[Prompt]: Among the entries below, please show each line that carries the word "JSON".

Data records for software interfaces
# # # #

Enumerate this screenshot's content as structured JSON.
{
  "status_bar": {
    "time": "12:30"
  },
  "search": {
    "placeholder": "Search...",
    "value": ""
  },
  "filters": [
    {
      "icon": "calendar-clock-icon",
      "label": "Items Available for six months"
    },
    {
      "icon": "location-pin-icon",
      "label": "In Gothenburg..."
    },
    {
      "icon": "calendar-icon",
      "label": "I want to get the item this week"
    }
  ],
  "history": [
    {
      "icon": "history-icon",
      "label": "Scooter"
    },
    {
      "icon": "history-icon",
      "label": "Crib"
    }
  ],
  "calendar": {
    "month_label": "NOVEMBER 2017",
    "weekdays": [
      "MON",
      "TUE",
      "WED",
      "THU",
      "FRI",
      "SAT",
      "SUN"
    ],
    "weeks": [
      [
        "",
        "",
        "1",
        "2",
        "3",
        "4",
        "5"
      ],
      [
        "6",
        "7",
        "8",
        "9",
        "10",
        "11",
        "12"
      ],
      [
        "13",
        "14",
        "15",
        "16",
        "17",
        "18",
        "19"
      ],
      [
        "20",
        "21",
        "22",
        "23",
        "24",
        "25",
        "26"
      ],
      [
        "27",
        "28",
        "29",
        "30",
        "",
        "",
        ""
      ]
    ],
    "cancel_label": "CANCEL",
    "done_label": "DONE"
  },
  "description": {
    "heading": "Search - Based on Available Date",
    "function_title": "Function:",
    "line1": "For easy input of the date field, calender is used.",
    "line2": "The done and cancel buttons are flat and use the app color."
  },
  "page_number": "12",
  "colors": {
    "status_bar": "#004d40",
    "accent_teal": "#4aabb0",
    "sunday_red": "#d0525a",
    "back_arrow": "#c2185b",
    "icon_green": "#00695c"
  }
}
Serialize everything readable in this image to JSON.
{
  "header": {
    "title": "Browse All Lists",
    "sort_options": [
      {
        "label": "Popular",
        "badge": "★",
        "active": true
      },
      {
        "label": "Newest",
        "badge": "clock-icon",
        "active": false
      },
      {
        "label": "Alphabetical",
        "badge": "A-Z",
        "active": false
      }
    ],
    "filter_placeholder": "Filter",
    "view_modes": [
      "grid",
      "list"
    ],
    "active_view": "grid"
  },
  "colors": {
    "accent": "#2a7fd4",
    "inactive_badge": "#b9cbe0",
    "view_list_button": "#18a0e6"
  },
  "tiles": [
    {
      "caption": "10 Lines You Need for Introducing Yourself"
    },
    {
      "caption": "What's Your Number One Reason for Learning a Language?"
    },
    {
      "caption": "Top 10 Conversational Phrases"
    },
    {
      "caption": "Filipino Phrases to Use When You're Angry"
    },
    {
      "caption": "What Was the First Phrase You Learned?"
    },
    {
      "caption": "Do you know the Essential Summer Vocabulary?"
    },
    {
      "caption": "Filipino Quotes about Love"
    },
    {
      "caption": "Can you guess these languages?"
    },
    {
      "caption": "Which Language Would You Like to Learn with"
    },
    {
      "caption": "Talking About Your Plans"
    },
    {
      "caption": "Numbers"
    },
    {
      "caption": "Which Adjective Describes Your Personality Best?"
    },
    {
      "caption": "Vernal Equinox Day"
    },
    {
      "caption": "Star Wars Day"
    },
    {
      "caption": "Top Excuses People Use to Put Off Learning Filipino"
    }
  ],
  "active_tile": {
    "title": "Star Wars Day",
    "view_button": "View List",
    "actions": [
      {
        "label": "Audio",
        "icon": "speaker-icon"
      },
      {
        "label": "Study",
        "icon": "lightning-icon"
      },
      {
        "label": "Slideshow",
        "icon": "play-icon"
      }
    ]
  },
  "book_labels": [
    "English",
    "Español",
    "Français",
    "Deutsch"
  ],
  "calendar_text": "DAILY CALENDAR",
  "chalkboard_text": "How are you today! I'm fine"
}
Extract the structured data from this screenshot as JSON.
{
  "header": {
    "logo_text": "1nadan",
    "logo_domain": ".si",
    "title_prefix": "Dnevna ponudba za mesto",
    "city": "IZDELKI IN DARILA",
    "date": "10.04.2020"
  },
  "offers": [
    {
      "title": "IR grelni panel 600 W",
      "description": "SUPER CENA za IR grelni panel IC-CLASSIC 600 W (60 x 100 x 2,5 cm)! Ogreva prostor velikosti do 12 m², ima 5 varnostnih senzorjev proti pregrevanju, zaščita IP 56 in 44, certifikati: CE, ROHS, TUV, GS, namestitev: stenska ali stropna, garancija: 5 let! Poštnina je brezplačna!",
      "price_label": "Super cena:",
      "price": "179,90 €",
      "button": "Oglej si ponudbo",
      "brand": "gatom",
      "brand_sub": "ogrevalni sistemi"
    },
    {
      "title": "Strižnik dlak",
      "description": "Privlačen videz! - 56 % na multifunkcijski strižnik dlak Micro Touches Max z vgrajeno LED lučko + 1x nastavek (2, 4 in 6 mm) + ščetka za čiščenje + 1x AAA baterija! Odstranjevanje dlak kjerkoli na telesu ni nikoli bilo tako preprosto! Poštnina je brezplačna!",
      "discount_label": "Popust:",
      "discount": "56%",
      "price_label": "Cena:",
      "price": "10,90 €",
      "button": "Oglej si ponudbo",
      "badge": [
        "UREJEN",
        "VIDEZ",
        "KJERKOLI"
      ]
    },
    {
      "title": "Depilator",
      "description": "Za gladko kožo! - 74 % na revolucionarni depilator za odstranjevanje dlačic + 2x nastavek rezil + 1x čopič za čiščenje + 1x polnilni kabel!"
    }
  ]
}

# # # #

[Task output]:
Enumerate this screenshot's content as structured JSON.
Serialize everything readable in this image to JSON.
Extract the structured data from this screenshot as JSON.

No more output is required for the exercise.